*** INPUT ***
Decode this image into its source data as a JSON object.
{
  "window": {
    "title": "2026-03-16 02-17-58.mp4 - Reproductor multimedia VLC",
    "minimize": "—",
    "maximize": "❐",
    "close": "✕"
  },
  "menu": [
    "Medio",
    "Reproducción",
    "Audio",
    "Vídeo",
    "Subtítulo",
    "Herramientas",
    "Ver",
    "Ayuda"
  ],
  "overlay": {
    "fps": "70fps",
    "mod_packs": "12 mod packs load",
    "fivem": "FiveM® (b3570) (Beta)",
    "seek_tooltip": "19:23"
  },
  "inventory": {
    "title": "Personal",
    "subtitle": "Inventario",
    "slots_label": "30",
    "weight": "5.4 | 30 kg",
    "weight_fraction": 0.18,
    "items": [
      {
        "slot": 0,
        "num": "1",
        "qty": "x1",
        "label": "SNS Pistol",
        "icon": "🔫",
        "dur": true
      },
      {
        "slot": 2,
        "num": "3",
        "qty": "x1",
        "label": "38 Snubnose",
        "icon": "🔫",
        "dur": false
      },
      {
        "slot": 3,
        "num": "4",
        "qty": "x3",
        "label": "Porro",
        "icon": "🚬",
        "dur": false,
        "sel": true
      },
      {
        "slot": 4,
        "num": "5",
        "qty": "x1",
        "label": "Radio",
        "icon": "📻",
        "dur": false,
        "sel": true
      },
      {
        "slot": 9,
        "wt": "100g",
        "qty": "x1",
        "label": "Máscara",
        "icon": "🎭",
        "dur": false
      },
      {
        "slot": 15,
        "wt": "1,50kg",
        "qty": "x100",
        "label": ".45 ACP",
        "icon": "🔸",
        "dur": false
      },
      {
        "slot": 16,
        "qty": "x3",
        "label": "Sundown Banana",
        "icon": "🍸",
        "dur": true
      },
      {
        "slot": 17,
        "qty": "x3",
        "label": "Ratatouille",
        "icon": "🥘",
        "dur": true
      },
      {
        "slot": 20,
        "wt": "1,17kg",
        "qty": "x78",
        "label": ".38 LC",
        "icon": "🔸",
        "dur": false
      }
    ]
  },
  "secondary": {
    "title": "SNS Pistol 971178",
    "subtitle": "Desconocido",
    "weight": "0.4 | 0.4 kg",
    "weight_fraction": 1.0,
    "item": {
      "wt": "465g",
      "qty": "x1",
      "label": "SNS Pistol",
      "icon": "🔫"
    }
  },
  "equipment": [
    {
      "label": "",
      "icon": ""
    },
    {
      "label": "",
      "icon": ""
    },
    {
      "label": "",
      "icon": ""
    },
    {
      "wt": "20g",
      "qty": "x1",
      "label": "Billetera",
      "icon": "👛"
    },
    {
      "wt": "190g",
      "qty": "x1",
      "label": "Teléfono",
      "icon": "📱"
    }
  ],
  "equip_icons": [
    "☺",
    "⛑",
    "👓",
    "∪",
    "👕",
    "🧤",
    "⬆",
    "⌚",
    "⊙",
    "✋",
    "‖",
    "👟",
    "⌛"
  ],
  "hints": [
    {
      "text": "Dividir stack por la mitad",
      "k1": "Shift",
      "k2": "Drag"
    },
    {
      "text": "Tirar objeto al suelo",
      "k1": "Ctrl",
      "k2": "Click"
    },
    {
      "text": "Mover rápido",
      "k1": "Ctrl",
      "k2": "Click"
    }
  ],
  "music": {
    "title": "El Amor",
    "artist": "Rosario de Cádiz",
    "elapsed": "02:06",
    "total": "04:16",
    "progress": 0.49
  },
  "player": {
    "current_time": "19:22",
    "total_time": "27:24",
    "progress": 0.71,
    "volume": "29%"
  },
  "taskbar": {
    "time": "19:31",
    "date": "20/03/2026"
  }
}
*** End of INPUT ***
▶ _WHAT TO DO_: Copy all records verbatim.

▶ _RESPONSE AREA_:
Decode this image into its source data as a JSON object.
{
  "window": {
    "title": "2026-03-16 02-17-58.mp4 - Reproductor multimedia VLC",
    "minimize": "—",
    "maximize": "❐",
    "close": "✕"
  },
  "menu": [
    "Medio",
    "Reproducción",
    "Audio",
    "Vídeo",
    "Subtítulo",
    "Herramientas",
    "Ver",
    "Ayuda"
  ],
  "overlay": {
    "fps": "70fps",
    "mod_packs": "12 mod packs load",
    "fivem": "FiveM® (b3570) (Beta)",
    "seek_tooltip": "19:23"
  },
  "inventory": {
    "title": "Personal",
    "subtitle": "Inventario",
    "slots_label": "30",
    "weight": "5.4 | 30 kg",
    "weight_fraction": 0.18,
    "items": [
      {
        "slot": 0,
        "num": "1",
        "qty": "x1",
        "label": "SNS Pistol",
        "icon": "🔫",
        "dur": true
      },
      {
        "slot": 2,
        "num": "3",
        "qty": "x1",
        "label": "38 Snubnose",
        "icon": "🔫",
        "dur": false
      },
      {
        "slot": 3,
        "num": "4",
        "qty": "x3",
        "label": "Porro",
        "icon": "🚬",
        "dur": false,
        "sel": true
      },
      {
        "slot": 4,
        "num": "5",
        "qty": "x1",
        "label": "Radio",
        "icon": "📻",
        "dur": false,
        "sel": true
      },
      {
        "slot": 9,
        "wt": "100g",
        "qty": "x1",
        "label": "Máscara",
        "icon": "🎭",
        "dur": false
      },
      {
        "slot": 15,
        "wt": "1,50kg",
        "qty": "x100",
        "label": ".45 ACP",
        "icon": "🔸",
        "dur": false
      },
      {
        "slot": 16,
        "qty": "x3",
        "label": "Sundown Banana",
        "icon": "🍸",
        "dur": true
      },
      {
        "slot": 17,
        "qty": "x3",
        "label": "Ratatouille",
        "icon": "🥘",
        "dur": true
      },
      {
        "slot": 20,
        "wt": "1,17kg",
        "qty": "x78",
        "label": ".38 LC",
        "icon": "🔸",
        "dur": false
      }
    ]
  },
  "secondary": {
    "title": "SNS Pistol 971178",
    "subtitle": "Desconocido",
    "weight": "0.4 | 0.4 kg",
    "weight_fraction": 1.0,
    "item": {
      "wt": "465g",
      "qty": "x1",
      "label": "SNS Pistol",
      "icon": "🔫"
    }
  },
  "equipment": [
    {
      "label": "",
      "icon": ""
    },
    {
      "label": "",
      "icon": ""
    },
    {
      "label": "",
      "icon": ""
    },
    {
      "wt": "20g",
      "qty": "x1",
      "label": "Billetera",
      "icon": "👛"
    },
    {
      "wt": "190g",
      "qty": "x1",
      "label": "Teléfono",
      "icon": "📱"
    }
  ],
  "equip_icons": [
    "☺",
    "⛑",
    "👓",
    "∪",
    "👕",
    "🧤",
    "⬆",
    "⌚",
    "⊙",
    "✋",
    "‖",
    "👟",
    "⌛"
  ],
  "hints": [
    {
      "text": "Dividir stack por la mitad",
      "k1": "Shift",
      "k2": "Drag"
    },
    {
      "text": "Tirar objeto al suelo",
      "k1": "Ctrl",
      "k2": "Click"
    },
    {
      "text": "Mover rápido",
      "k1": "Ctrl",
      "k2": "Click"
    }
  ],
  "music": {
    "title": "El Amor",
    "artist": "Rosario de Cádiz",
    "elapsed": "02:06",
    "total": "04:16",
    "progress": 0.49
  },
  "player": {
    "current_time": "19:22",
    "total_time": "27:24",
    "progress": 0.71,
    "volume": "29%"
  },
  "taskbar": {
    "time": "19:31",
    "date": "20/03/2026"
  }
}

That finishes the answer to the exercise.